[Data supplied Boundary: Start]

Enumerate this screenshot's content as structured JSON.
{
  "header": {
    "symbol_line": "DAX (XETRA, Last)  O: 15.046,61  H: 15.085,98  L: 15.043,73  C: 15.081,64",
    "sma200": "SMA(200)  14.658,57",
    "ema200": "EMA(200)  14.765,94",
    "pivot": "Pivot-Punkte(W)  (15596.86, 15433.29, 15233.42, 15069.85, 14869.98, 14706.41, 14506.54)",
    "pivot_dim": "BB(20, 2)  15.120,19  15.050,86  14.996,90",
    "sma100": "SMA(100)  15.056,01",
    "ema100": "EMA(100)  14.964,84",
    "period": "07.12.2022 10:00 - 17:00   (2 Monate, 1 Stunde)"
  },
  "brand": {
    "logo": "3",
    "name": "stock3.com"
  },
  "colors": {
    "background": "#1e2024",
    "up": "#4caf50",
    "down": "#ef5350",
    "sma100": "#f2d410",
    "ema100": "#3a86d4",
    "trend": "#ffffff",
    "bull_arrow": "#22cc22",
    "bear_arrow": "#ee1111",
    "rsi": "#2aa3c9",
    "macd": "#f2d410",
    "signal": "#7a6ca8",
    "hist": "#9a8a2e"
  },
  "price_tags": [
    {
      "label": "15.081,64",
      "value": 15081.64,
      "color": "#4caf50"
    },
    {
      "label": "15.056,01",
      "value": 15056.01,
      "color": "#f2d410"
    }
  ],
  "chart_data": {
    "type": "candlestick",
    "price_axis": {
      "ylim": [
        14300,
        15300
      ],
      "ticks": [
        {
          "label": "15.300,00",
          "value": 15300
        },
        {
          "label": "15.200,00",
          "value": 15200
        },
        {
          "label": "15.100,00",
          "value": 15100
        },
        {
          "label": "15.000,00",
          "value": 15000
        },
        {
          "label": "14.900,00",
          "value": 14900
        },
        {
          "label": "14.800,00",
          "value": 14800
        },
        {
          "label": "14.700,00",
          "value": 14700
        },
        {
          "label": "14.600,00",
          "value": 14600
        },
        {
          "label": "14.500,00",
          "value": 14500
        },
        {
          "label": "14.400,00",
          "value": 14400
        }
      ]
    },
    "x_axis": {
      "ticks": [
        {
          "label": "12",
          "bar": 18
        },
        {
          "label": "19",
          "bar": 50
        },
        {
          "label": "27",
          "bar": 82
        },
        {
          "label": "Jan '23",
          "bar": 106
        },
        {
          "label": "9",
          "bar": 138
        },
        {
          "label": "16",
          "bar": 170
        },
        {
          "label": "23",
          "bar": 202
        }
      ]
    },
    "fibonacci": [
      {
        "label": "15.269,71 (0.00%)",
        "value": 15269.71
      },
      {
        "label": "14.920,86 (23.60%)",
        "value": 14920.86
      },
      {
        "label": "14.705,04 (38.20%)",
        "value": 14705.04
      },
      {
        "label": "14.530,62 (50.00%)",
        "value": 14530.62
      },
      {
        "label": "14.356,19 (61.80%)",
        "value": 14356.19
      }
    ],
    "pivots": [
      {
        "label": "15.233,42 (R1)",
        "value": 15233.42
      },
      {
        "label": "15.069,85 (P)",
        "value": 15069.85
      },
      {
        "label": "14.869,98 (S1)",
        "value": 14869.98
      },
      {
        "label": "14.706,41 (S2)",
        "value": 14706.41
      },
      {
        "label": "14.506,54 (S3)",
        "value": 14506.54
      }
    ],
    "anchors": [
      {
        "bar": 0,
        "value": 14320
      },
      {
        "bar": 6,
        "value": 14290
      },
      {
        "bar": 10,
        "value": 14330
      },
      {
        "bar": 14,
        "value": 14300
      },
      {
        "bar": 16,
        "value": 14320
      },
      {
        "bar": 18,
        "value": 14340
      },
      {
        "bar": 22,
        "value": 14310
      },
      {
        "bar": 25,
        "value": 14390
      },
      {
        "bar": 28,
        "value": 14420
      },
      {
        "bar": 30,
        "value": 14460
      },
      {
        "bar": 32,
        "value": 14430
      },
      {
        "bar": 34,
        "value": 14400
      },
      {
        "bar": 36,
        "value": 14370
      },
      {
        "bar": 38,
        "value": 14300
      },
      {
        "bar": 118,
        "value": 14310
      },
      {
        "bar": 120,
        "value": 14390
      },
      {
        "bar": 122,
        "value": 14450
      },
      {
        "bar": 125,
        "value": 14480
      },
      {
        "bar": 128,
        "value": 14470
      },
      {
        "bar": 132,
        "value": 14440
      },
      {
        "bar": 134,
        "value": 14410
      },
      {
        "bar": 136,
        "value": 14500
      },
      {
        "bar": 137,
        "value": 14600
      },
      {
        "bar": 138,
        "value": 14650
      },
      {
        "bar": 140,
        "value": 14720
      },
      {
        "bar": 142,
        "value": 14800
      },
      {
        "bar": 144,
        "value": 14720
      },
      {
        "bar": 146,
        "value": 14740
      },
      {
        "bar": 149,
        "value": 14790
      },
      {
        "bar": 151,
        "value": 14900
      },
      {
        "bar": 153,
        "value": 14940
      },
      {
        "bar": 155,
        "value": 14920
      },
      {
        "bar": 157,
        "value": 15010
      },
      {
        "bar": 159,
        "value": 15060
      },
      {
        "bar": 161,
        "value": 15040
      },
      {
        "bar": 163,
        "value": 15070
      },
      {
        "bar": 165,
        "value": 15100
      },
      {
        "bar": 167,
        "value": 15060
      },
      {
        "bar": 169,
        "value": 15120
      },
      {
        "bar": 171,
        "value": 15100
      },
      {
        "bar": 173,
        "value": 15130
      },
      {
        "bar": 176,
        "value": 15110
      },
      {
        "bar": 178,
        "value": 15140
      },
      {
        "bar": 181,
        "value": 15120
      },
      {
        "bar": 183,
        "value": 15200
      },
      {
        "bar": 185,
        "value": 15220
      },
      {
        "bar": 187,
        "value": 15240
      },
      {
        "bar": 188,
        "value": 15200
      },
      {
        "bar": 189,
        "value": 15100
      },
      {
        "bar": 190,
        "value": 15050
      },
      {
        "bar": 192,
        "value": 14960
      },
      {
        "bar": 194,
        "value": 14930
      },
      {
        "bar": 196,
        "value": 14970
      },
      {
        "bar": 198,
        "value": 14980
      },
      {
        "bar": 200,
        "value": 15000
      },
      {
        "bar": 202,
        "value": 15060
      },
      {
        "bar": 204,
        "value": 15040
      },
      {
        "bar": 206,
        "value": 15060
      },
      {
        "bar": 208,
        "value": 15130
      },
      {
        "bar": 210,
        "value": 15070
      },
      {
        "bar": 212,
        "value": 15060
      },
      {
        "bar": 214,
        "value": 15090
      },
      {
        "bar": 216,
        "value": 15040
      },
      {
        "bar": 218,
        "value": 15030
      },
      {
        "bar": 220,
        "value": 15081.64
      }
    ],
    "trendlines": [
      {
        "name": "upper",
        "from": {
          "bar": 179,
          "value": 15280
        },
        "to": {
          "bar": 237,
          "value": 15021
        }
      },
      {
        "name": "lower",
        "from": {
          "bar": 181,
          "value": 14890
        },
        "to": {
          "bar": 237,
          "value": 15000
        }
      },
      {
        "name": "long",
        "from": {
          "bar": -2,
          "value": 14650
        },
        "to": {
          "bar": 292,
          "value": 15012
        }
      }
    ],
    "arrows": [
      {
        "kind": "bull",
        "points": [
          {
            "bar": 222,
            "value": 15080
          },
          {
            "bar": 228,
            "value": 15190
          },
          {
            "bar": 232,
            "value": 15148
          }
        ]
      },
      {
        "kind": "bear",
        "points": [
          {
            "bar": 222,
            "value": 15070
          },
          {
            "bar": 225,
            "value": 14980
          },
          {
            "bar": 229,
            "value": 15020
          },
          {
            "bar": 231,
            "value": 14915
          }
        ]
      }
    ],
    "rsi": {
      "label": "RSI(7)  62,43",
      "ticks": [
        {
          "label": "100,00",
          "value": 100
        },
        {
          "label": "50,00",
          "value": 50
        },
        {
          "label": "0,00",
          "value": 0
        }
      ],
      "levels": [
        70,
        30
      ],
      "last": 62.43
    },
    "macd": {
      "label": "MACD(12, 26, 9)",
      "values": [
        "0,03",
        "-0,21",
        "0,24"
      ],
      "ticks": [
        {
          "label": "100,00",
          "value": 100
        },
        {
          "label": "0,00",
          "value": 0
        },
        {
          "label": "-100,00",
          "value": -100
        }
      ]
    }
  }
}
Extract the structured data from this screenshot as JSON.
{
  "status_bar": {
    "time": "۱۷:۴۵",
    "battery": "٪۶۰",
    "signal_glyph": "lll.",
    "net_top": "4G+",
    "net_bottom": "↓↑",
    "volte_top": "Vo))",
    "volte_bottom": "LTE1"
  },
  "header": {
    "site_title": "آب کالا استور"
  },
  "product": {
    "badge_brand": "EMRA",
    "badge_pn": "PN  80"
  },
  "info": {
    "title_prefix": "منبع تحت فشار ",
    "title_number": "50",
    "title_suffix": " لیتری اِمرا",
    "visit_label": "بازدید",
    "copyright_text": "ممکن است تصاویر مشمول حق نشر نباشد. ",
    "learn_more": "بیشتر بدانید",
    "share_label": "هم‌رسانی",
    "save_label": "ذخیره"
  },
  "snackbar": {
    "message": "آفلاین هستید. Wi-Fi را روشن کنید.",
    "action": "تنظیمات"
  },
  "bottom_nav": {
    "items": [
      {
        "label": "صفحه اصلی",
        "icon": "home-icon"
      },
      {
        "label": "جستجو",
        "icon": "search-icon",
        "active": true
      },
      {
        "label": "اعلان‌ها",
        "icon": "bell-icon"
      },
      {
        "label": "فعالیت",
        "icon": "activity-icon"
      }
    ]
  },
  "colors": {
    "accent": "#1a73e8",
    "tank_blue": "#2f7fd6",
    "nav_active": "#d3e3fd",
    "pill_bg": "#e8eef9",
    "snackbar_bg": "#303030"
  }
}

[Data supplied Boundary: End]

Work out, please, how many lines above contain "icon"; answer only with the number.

4